=== WHAT YOU HAVE TO DO ===
Please write out the records exactly.

=== INPUT ===
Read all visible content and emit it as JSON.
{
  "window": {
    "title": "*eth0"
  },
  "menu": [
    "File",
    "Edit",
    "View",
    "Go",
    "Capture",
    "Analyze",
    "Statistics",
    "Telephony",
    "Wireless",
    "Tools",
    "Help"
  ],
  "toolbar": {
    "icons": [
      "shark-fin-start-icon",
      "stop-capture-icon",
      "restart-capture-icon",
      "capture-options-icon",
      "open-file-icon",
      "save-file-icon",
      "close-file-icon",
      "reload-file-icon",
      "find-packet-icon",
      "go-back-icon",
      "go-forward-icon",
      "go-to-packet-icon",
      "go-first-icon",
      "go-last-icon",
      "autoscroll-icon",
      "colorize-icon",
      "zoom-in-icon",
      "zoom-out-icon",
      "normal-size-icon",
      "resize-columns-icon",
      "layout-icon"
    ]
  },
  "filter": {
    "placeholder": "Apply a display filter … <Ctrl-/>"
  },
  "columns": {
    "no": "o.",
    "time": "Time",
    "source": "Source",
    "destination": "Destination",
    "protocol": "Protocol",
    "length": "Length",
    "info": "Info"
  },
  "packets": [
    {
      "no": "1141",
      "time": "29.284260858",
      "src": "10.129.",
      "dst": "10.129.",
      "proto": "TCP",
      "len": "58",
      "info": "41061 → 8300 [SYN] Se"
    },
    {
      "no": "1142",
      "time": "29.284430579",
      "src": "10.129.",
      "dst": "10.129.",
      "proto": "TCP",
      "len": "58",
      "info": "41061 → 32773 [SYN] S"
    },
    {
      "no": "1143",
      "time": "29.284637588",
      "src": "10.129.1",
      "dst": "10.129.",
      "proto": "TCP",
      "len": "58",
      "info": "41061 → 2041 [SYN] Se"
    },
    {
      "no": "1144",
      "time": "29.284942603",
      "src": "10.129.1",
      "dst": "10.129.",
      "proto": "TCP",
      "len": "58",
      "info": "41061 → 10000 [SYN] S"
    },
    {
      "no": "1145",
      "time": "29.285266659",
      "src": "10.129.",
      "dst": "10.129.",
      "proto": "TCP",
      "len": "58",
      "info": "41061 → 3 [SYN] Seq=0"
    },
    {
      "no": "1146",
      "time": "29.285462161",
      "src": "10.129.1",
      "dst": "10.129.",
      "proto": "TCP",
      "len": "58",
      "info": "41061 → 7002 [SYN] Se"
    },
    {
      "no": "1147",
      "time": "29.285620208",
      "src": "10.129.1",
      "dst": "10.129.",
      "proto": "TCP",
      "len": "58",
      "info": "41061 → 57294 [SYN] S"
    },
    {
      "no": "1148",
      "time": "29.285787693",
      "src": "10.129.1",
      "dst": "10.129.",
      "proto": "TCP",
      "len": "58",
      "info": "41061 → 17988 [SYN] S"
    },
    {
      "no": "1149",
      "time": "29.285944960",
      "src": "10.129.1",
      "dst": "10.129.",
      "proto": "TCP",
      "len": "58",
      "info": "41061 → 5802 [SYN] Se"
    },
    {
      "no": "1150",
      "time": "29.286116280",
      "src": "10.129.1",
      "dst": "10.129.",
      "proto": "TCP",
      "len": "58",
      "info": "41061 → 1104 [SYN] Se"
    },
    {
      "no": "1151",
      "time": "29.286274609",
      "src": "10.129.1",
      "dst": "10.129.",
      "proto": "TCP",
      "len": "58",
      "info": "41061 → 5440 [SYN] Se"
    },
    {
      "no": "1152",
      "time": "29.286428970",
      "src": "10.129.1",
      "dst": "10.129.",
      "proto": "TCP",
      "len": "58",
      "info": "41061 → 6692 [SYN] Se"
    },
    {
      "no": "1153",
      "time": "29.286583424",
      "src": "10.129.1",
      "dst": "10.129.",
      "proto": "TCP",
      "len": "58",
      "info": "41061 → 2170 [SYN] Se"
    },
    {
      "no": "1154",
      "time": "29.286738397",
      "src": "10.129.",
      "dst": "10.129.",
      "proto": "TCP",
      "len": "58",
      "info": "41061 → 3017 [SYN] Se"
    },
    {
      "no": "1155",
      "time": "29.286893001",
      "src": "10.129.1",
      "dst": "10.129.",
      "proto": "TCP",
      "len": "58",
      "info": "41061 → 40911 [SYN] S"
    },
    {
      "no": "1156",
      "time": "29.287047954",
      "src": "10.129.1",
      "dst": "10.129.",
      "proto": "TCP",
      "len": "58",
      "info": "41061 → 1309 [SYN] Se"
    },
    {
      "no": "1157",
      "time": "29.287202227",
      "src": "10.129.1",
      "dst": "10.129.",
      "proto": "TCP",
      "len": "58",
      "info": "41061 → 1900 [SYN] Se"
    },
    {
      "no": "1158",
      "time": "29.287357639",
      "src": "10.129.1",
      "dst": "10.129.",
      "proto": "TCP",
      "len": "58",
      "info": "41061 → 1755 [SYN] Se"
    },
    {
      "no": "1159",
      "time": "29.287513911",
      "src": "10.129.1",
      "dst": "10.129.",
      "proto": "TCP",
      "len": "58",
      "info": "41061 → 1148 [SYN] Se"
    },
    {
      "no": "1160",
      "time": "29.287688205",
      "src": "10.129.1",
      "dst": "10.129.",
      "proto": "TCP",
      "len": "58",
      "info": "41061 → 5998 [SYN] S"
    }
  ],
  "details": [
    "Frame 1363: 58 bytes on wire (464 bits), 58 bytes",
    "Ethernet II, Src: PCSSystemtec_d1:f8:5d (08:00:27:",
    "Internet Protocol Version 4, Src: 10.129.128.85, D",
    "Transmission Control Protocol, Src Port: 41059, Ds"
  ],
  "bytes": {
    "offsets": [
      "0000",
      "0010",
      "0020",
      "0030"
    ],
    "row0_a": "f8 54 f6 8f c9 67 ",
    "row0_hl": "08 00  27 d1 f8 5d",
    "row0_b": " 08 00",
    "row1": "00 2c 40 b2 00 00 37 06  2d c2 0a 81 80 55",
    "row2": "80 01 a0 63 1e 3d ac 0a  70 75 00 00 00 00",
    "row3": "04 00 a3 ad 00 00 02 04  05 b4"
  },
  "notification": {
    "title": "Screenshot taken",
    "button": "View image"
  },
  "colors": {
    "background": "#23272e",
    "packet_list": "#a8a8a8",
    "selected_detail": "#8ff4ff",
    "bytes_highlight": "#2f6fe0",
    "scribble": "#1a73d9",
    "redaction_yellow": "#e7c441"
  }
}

=== RESPONSE AREA ===
Read all visible content and emit it as JSON.
{
  "window": {
    "title": "*eth0"
  },
  "menu": [
    "File",
    "Edit",
    "View",
    "Go",
    "Capture",
    "Analyze",
    "Statistics",
    "Telephony",
    "Wireless",
    "Tools",
    "Help"
  ],
  "toolbar": {
    "icons": [
      "shark-fin-start-icon",
      "stop-capture-icon",
      "restart-capture-icon",
      "capture-options-icon",
      "open-file-icon",
      "save-file-icon",
      "close-file-icon",
      "reload-file-icon",
      "find-packet-icon",
      "go-back-icon",
      "go-forward-icon",
      "go-to-packet-icon",
      "go-first-icon",
      "go-last-icon",
      "autoscroll-icon",
      "colorize-icon",
      "zoom-in-icon",
      "zoom-out-icon",
      "normal-size-icon",
      "resize-columns-icon",
      "layout-icon"
    ]
  },
  "filter": {
    "placeholder": "Apply a display filter … <Ctrl-/>"
  },
  "columns": {
    "no": "o.",
    "time": "Time",
    "source": "Source",
    "destination": "Destination",
    "protocol": "Protocol",
    "length": "Length",
    "info": "Info"
  },
  "packets": [
    {
      "no": "1141",
      "time": "29.284260858",
      "src": "10.129.",
      "dst": "10.129.",
      "proto": "TCP",
      "len": "58",
      "info": "41061 → 8300 [SYN] Se"
    },
    {
      "no": "1142",
      "time": "29.284430579",
      "src": "10.129.",
      "dst": "10.129.",
      "proto": "TCP",
      "len": "58",
      "info": "41061 → 32773 [SYN] S"
    },
    {
      "no": "1143",
      "time": "29.284637588",
      "src": "10.129.1",
      "dst": "10.129.",
      "proto": "TCP",
      "len": "58",
      "info": "41061 → 2041 [SYN] Se"
    },
    {
      "no": "1144",
      "time": "29.284942603",
      "src": "10.129.1",
      "dst": "10.129.",
      "proto": "TCP",
      "len": "58",
      "info": "41061 → 10000 [SYN] S"
    },
    {
      "no": "1145",
      "time": "29.285266659",
      "src": "10.129.",
      "dst": "10.129.",
      "proto": "TCP",
      "len": "58",
      "info": "41061 → 3 [SYN] Seq=0"
    },
    {
      "no": "1146",
      "time": "29.285462161",
      "src": "10.129.1",
      "dst": "10.129.",
      "proto": "TCP",
      "len": "58",
      "info": "41061 → 7002 [SYN] Se"
    },
    {
      "no": "1147",
      "time": "29.285620208",
      "src": "10.129.1",
      "dst": "10.129.",
      "proto": "TCP",
      "len": "58",
      "info": "41061 → 57294 [SYN] S"
    },
    {
      "no": "1148",
      "time": "29.285787693",
      "src": "10.129.1",
      "dst": "10.129.",
      "proto": "TCP",
      "len": "58",
      "info": "41061 → 17988 [SYN] S"
    },
    {
      "no": "1149",
      "time": "29.285944960",
      "src": "10.129.1",
      "dst": "10.129.",
      "proto": "TCP",
      "len": "58",
      "info": "41061 → 5802 [SYN] Se"
    },
    {
      "no": "1150",
      "time": "29.286116280",
      "src": "10.129.1",
      "dst": "10.129.",
      "proto": "TCP",
      "len": "58",
      "info": "41061 → 1104 [SYN] Se"
    },
    {
      "no": "1151",
      "time": "29.286274609",
      "src": "10.129.1",
      "dst": "10.129.",
      "proto": "TCP",
      "len": "58",
      "info": "41061 → 5440 [SYN] Se"
    },
    {
      "no": "1152",
      "time": "29.286428970",
      "src": "10.129.1",
      "dst": "10.129.",
      "proto": "TCP",
      "len": "58",
      "info": "41061 → 6692 [SYN] Se"
    },
    {
      "no": "1153",
      "time": "29.286583424",
      "src": "10.129.1",
      "dst": "10.129.",
      "proto": "TCP",
      "len": "58",
      "info": "41061 → 2170 [SYN] Se"
    },
    {
      "no": "1154",
      "time": "29.286738397",
      "src": "10.129.",
      "dst": "10.129.",
      "proto": "TCP",
      "len": "58",
      "info": "41061 → 3017 [SYN] Se"
    },
    {
      "no": "1155",
      "time": "29.286893001",
      "src": "10.129.1",
      "dst": "10.129.",
      "proto": "TCP",
      "len": "58",
      "info": "41061 → 40911 [SYN] S"
    },
    {
      "no": "1156",
      "time": "29.287047954",
      "src": "10.129.1",
      "dst": "10.129.",
      "proto": "TCP",
      "len": "58",
      "info": "41061 → 1309 [SYN] Se"
    },
    {
      "no": "1157",
      "time": "29.287202227",
      "src": "10.129.1",
      "dst": "10.129.",
      "proto": "TCP",
      "len": "58",
      "info": "41061 → 1900 [SYN] Se"
    },
    {
      "no": "1158",
      "time": "29.287357639",
      "src": "10.129.1",
      "dst": "10.129.",
      "proto": "TCP",
      "len": "58",
      "info": "41061 → 1755 [SYN] Se"
    },
    {
      "no": "1159",
      "time": "29.287513911",
      "src": "10.129.1",
      "dst": "10.129.",
      "proto": "TCP",
      "len": "58",
      "info": "41061 → 1148 [SYN] Se"
    },
    {
      "no": "1160",
      "time": "29.287688205",
      "src": "10.129.1",
      "dst": "10.129.",
      "proto": "TCP",
      "len": "58",
      "info": "41061 → 5998 [SYN] S"
    }
  ],
  "details": [
    "Frame 1363: 58 bytes on wire (464 bits), 58 bytes",
    "Ethernet II, Src: PCSSystemtec_d1:f8:5d (08:00:27:",
    "Internet Protocol Version 4, Src: 10.129.128.85, D",
    "Transmission Control Protocol, Src Port: 41059, Ds"
  ],
  "bytes": {
    "offsets": [
      "0000",
      "0010",
      "0020",
      "0030"
    ],
    "row0_a": "f8 54 f6 8f c9 67 ",
    "row0_hl": "08 00  27 d1 f8 5d",
    "row0_b": " 08 00",
    "row1": "00 2c 40 b2 00 00 37 06  2d c2 0a 81 80 55",
    "row2": "80 01 a0 63 1e 3d ac 0a  70 75 00 00 00 00",
    "row3": "04 00 a3 ad 00 00 02 04  05 b4"
  },
  "notification": {
    "title": "Screenshot taken",
    "button": "View image"
  },
  "colors": {
    "background": "#23272e",
    "packet_list": "#a8a8a8",
    "selected_detail": "#8ff4ff",
    "bytes_highlight": "#2f6fe0",
    "scribble": "#1a73d9",
    "redaction_yellow": "#e7c441"
  }
}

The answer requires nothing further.